## DIRECTIONS
Look through the material for lines with the word "value", and copy each one.

## SUPPLIED INFORMATION
————————

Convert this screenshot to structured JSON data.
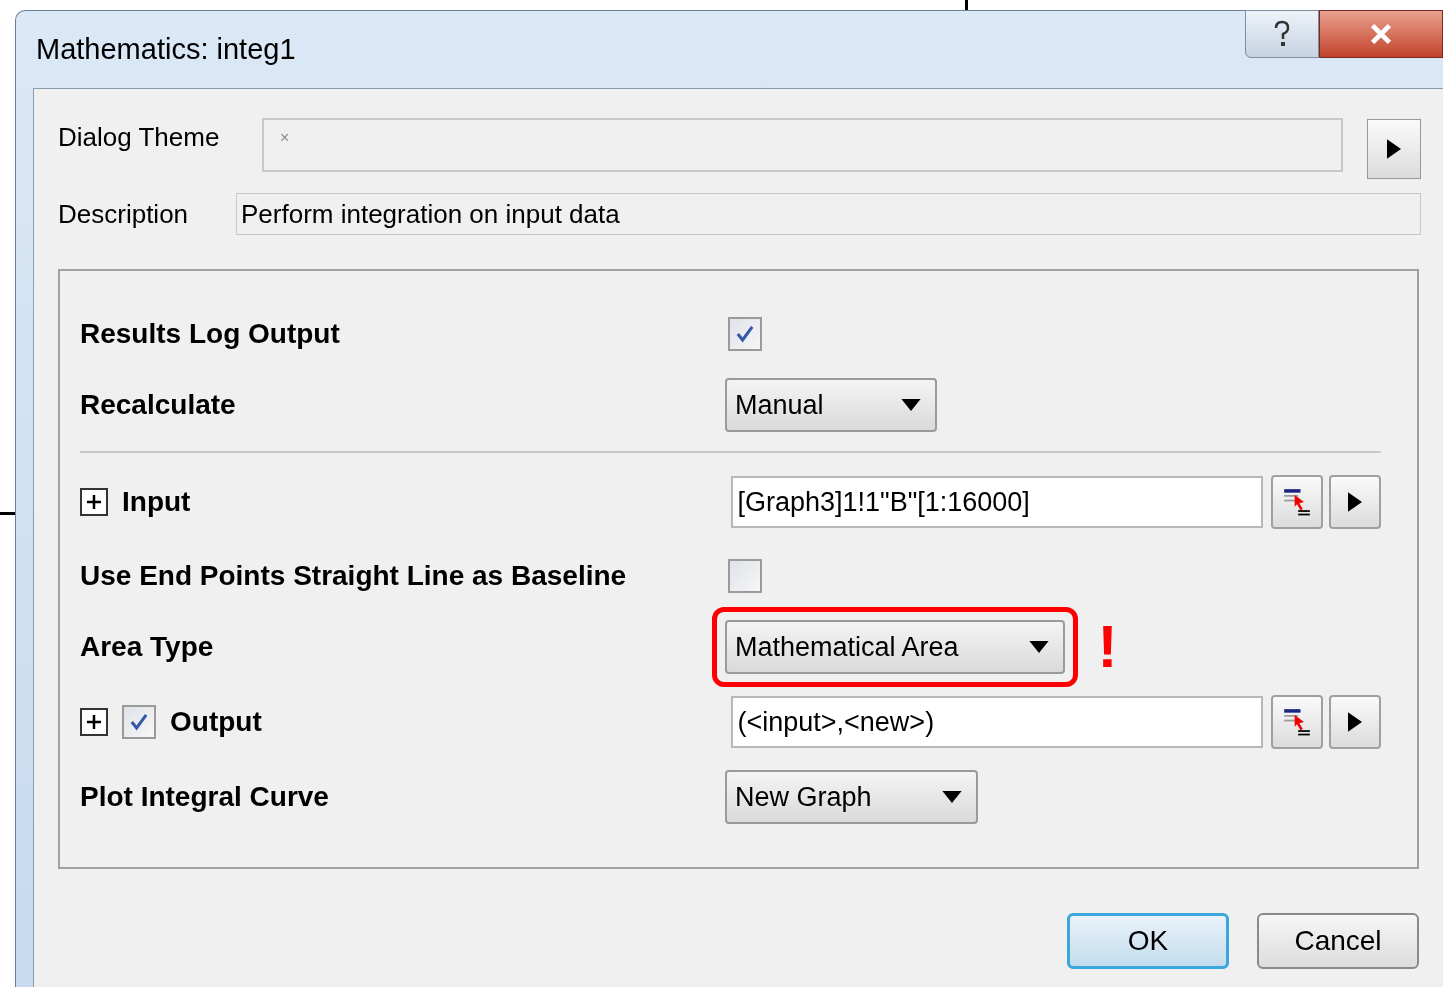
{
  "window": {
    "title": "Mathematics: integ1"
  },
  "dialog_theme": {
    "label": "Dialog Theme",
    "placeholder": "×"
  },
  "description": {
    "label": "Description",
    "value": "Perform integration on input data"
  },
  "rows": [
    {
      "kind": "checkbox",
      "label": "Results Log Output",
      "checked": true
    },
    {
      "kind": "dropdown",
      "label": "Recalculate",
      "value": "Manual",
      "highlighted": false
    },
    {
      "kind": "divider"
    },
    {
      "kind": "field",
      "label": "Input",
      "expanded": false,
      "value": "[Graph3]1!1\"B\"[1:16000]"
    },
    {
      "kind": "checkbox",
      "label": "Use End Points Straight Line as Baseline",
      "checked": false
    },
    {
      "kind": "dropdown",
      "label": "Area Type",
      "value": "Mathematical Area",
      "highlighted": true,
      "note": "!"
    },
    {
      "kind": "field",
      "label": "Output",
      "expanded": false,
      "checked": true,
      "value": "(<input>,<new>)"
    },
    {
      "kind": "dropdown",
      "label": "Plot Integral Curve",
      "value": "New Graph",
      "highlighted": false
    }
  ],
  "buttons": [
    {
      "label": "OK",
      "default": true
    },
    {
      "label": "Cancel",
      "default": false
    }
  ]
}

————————

## RESPONSE FOR THIS EXERCISE
    "value": "Perform integration on input data"
      "value": "Manual",
      "value": "[Graph3]1!1\"B\"[1:16000]"
      "value": "Mathematical Area",
      "value": "(<input>,<new>)"
      "value": "New Graph",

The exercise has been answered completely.